### Exercise
Pull out from the material below all lines with "title".
Top of Records provided
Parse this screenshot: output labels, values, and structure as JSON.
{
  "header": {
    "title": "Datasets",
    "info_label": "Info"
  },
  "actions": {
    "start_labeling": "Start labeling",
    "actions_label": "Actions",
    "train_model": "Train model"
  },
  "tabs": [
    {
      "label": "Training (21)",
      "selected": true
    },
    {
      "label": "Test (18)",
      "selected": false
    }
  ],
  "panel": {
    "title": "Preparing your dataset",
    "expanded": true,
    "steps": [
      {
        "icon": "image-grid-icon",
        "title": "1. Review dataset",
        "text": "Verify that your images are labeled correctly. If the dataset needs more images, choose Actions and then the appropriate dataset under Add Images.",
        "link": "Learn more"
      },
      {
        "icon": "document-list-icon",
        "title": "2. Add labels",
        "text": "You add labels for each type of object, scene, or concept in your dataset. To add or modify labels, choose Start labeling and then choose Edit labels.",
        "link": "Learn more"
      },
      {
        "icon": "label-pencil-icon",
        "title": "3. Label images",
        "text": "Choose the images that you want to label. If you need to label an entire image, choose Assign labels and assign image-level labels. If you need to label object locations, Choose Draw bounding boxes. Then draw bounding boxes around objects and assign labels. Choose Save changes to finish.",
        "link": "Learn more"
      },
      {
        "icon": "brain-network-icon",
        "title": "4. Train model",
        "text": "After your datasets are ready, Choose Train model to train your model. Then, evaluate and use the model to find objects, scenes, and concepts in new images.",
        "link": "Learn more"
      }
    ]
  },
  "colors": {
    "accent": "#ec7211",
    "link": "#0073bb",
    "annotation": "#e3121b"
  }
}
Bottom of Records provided
### Written answer
    "title": "Datasets",
    "title": "Preparing your dataset",
        "title": "1. Review dataset",
        "title": "2. Add labels",
        "title": "3. Label images",
        "title": "4. Train model",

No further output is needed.